Could you set down every entry exactly as it appears?

▸ INPUT RECORDS
=====

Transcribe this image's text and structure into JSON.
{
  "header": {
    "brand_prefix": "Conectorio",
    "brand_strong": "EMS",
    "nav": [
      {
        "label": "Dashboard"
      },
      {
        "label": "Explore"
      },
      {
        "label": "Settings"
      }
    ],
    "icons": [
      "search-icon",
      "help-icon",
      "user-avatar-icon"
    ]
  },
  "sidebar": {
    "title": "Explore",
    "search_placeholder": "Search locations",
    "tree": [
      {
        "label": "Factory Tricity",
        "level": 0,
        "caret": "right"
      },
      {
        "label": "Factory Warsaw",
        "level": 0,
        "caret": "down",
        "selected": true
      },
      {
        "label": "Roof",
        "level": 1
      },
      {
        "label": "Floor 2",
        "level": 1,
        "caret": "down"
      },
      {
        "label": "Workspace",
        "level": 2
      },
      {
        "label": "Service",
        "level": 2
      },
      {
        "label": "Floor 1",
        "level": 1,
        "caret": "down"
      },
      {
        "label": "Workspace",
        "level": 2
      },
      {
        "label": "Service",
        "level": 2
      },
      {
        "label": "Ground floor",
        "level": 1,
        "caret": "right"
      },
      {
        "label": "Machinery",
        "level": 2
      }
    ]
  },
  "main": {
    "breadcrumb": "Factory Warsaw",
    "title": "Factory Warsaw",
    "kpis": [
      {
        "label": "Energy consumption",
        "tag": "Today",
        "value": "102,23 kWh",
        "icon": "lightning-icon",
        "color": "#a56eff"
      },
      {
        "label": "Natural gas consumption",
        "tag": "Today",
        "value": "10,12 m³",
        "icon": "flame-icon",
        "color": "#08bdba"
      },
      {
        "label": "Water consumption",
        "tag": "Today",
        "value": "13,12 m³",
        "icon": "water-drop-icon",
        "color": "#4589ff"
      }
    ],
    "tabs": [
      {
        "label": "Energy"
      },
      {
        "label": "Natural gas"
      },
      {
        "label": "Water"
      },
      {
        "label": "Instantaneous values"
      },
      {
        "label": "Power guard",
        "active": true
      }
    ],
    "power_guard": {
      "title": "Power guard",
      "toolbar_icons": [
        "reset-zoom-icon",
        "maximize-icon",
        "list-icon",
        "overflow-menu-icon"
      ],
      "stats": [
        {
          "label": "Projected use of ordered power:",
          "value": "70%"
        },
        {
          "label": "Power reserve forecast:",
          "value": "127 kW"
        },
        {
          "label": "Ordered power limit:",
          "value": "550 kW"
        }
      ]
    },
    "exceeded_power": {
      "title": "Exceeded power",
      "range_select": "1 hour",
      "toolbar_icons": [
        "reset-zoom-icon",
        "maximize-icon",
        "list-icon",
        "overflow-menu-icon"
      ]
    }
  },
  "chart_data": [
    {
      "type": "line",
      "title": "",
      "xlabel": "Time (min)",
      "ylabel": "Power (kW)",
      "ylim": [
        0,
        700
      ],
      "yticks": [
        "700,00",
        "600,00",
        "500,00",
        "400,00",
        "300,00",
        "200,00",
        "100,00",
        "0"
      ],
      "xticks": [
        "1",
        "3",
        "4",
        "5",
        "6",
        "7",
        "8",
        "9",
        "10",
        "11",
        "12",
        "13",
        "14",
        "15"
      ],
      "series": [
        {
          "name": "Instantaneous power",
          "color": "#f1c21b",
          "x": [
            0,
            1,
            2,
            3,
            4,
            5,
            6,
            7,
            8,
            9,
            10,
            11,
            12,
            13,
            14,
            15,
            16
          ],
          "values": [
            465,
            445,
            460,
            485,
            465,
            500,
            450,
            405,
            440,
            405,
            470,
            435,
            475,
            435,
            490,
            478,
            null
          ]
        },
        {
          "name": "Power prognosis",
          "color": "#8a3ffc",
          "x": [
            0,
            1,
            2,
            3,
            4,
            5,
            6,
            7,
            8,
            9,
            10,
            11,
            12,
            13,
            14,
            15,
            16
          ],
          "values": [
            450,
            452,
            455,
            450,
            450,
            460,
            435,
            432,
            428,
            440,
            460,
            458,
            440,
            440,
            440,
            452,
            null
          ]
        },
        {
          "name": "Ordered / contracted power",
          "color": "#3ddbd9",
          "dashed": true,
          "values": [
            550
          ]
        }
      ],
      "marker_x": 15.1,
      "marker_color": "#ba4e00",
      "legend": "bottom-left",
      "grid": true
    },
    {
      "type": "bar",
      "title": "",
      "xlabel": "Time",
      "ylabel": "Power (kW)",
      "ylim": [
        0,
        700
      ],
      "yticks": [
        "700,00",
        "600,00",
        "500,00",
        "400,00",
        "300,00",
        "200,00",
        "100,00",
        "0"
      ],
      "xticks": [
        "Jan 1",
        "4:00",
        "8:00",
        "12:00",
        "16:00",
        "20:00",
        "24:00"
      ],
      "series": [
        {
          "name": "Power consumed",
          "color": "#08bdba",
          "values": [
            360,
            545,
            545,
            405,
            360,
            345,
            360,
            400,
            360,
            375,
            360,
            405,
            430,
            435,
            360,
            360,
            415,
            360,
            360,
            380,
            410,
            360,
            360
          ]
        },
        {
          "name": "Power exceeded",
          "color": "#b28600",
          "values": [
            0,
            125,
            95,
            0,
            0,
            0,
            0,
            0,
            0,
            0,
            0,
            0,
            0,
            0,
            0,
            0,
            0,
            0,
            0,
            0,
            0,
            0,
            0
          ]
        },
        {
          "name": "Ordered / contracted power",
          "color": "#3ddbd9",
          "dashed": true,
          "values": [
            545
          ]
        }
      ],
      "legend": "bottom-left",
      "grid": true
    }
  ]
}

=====

▸ ANSWER TO THIS TASK
Transcribe this image's text and structure into JSON.
{
  "header": {
    "brand_prefix": "Conectorio",
    "brand_strong": "EMS",
    "nav": [
      {
        "label": "Dashboard"
      },
      {
        "label": "Explore"
      },
      {
        "label": "Settings"
      }
    ],
    "icons": [
      "search-icon",
      "help-icon",
      "user-avatar-icon"
    ]
  },
  "sidebar": {
    "title": "Explore",
    "search_placeholder": "Search locations",
    "tree": [
      {
        "label": "Factory Tricity",
        "level": 0,
        "caret": "right"
      },
      {
        "label": "Factory Warsaw",
        "level": 0,
        "caret": "down",
        "selected": true
      },
      {
        "label": "Roof",
        "level": 1
      },
      {
        "label": "Floor 2",
        "level": 1,
        "caret": "down"
      },
      {
        "label": "Workspace",
        "level": 2
      },
      {
        "label": "Service",
        "level": 2
      },
      {
        "label": "Floor 1",
        "level": 1,
        "caret": "down"
      },
      {
        "label": "Workspace",
        "level": 2
      },
      {
        "label": "Service",
        "level": 2
      },
      {
        "label": "Ground floor",
        "level": 1,
        "caret": "right"
      },
      {
        "label": "Machinery",
        "level": 2
      }
    ]
  },
  "main": {
    "breadcrumb": "Factory Warsaw",
    "title": "Factory Warsaw",
    "kpis": [
      {
        "label": "Energy consumption",
        "tag": "Today",
        "value": "102,23 kWh",
        "icon": "lightning-icon",
        "color": "#a56eff"
      },
      {
        "label": "Natural gas consumption",
        "tag": "Today",
        "value": "10,12 m³",
        "icon": "flame-icon",
        "color": "#08bdba"
      },
      {
        "label": "Water consumption",
        "tag": "Today",
        "value": "13,12 m³",
        "icon": "water-drop-icon",
        "color": "#4589ff"
      }
    ],
    "tabs": [
      {
        "label": "Energy"
      },
      {
        "label": "Natural gas"
      },
      {
        "label": "Water"
      },
      {
        "label": "Instantaneous values"
      },
      {
        "label": "Power guard",
        "active": true
      }
    ],
    "power_guard": {
      "title": "Power guard",
      "toolbar_icons": [
        "reset-zoom-icon",
        "maximize-icon",
        "list-icon",
        "overflow-menu-icon"
      ],
      "stats": [
        {
          "label": "Projected use of ordered power:",
          "value": "70%"
        },
        {
          "label": "Power reserve forecast:",
          "value": "127 kW"
        },
        {
          "label": "Ordered power limit:",
          "value": "550 kW"
        }
      ]
    },
    "exceeded_power": {
      "title": "Exceeded power",
      "range_select": "1 hour",
      "toolbar_icons": [
        "reset-zoom-icon",
        "maximize-icon",
        "list-icon",
        "overflow-menu-icon"
      ]
    }
  },
  "chart_data": [
    {
      "type": "line",
      "title": "",
      "xlabel": "Time (min)",
      "ylabel": "Power (kW)",
      "ylim": [
        0,
        700
      ],
      "yticks": [
        "700,00",
        "600,00",
        "500,00",
        "400,00",
        "300,00",
        "200,00",
        "100,00",
        "0"
      ],
      "xticks": [
        "1",
        "3",
        "4",
        "5",
        "6",
        "7",
        "8",
        "9",
        "10",
        "11",
        "12",
        "13",
        "14",
        "15"
      ],
      "series": [
        {
          "name": "Instantaneous power",
          "color": "#f1c21b",
          "x": [
            0,
            1,
            2,
            3,
            4,
            5,
            6,
            7,
            8,
            9,
            10,
            11,
            12,
            13,
            14,
            15,
            16
          ],
          "values": [
            465,
            445,
            460,
            485,
            465,
            500,
            450,
            405,
            440,
            405,
            470,
            435,
            475,
            435,
            490,
            478,
            null
          ]
        },
        {
          "name": "Power prognosis",
          "color": "#8a3ffc",
          "x": [
            0,
            1,
            2,
            3,
            4,
            5,
            6,
            7,
            8,
            9,
            10,
            11,
            12,
            13,
            14,
            15,
            16
          ],
          "values": [
            450,
            452,
            455,
            450,
            450,
            460,
            435,
            432,
            428,
            440,
            460,
            458,
            440,
            440,
            440,
            452,
            null
          ]
        },
        {
          "name": "Ordered / contracted power",
          "color": "#3ddbd9",
          "dashed": true,
          "values": [
            550
          ]
        }
      ],
      "marker_x": 15.1,
      "marker_color": "#ba4e00",
      "legend": "bottom-left",
      "grid": true
    },
    {
      "type": "bar",
      "title": "",
      "xlabel": "Time",
      "ylabel": "Power (kW)",
      "ylim": [
        0,
        700
      ],
      "yticks": [
        "700,00",
        "600,00",
        "500,00",
        "400,00",
        "300,00",
        "200,00",
        "100,00",
        "0"
      ],
      "xticks": [
        "Jan 1",
        "4:00",
        "8:00",
        "12:00",
        "16:00",
        "20:00",
        "24:00"
      ],
      "series": [
        {
          "name": "Power consumed",
          "color": "#08bdba",
          "values": [
            360,
            545,
            545,
            405,
            360,
            345,
            360,
            400,
            360,
            375,
            360,
            405,
            430,
            435,
            360,
            360,
            415,
            360,
            360,
            380,
            410,
            360,
            360
          ]
        },
        {
          "name": "Power exceeded",
          "color": "#b28600",
          "values": [
            0,
            125,
            95,
            0,
            0,
            0,
            0,
            0,
            0,
            0,
            0,
            0,
            0,
            0,
            0,
            0,
            0,
            0,
            0,
            0,
            0,
            0,
            0
          ]
        },
        {
          "name": "Ordered / contracted power",
          "color": "#3ddbd9",
          "dashed": true,
          "values": [
            545
          ]
        }
      ],
      "legend": "bottom-left",
      "grid": true
    }
  ]
}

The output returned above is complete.